Hilliard, who was eager to atone for his misplays in the first Florida State tilt, did that and then some. He set three Sugar Bowl records in the runaway win over Florida State and finished the night with three touchdown catches.

But it was his 31-yard TD reception in the second quarter that will forever be the signature play from that 52-20 rout: Stop and Pop.

Hilliard ran a slant pattern and leaped up to haul in Wuerffel’s pass at the 16, where he planted his left foot and somehow came to a stop, just long enough that Florida State cornerback James Colzie and trailing linebacker Hank Grant grazed each other. Hilliard then veered right and waltzed in for a touchdown.

“I knew where Colzie was. That’s the reason why I cradled it on my chest plate,” Hilliard said. “I didn’t know exactly how far he would be. But as I was coming down, I could see the flash of color from inside. And when they ran into each other, I was like, ‘Oh s—, I’ve got something.'”

Asked if he has crossed paths with Colzie since juking him that night in the Superdome, Hilliard said, “I have not. I don’t know if he’d want to see me.”

Spurrier’s disguise and an epic party

Once the Gators beat the Seminoles so soundly, there was little doubt who would be crowned No. 1.

As Spurrier walked across the field, he was met by veteran Florida sports information director Norm Carlson, who said, “Steve, congratulations. We’re national champs.”

Spurrier whirled around and glanced back with a big smile, “How do you know? They haven’t voted yet, have they?”

But down deep, Spurrier knew.

“Back then, the media boys and coaches were still voting for the champion, so I tried not to run around like we were the champs in case they voted Ohio State or somebody else,” Spurrier said.

Even so, the party was on in the Big Easy, with the Head Ball Coach right in the middle of it.

As things were winding down at the team’s reception at the hotel ballroom, Spurrier said that the next stop was Bourbon Street.

“We said, ‘Coach, there’s no way. It’s a madhouse out there. You will get mobbed,'” Speronis said.

But Spurrier had a plan. He would go in disguise.
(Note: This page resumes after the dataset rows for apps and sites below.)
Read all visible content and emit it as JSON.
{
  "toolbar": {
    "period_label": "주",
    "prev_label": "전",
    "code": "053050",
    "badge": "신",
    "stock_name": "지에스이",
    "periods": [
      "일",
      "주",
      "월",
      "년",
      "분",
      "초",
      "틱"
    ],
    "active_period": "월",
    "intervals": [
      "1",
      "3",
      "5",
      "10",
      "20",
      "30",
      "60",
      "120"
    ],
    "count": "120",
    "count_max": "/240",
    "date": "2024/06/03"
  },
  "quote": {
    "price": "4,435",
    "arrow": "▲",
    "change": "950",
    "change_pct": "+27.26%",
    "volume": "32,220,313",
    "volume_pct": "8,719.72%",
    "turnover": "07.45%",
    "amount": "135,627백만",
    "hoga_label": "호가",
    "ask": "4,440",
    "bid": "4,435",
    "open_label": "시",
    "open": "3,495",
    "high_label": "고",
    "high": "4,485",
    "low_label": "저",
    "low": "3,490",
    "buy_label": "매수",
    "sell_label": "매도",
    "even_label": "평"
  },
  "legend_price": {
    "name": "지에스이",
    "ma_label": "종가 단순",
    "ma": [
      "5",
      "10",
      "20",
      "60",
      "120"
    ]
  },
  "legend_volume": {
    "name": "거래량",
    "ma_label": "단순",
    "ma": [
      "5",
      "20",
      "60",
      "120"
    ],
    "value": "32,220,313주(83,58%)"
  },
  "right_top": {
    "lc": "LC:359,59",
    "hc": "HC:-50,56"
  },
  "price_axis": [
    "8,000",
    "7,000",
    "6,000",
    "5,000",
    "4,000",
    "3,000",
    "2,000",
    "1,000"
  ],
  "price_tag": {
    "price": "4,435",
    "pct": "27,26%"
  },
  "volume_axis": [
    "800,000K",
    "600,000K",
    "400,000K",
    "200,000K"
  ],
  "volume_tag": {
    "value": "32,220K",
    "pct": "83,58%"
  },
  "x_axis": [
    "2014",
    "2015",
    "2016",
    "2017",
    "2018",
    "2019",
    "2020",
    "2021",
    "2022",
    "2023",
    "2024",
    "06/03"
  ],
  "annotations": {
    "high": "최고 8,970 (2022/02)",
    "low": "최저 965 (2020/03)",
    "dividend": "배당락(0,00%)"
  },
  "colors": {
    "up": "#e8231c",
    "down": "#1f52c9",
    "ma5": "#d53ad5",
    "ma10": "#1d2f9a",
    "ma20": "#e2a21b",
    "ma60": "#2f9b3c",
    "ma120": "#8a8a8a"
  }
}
So he hustled up to his hotel room and returned wearing a Florida cap — and not his customary visor.

“That was supposed to be his disguise,” Speronis said.

And off they went, led by the highway patrolman assigned to Spurrier and other team security personnel. Speronis figures they got about 10 yards onto Bourbon Street before somebody yelled out, “It’s Spurrier.”

Beads started flying from the balconies up above Bourbon Street, maybe even a few adult beverages too, and a mass of ecstatic Florida fans started to close in. Speronis said security officials were finally able to clear a pathway for Spurrier to escape, but not before the Head Ball Coach bid adieu:

“OK, boys, have a good time.”

The good times will resume this weekend at the Swamp.

“Never a dull moment,” Bates said, when looking back on 1996. “Just a magical ride and a magical season.”

Most Related Links :
Business News Governmental News Finance News

Source link

Back to top button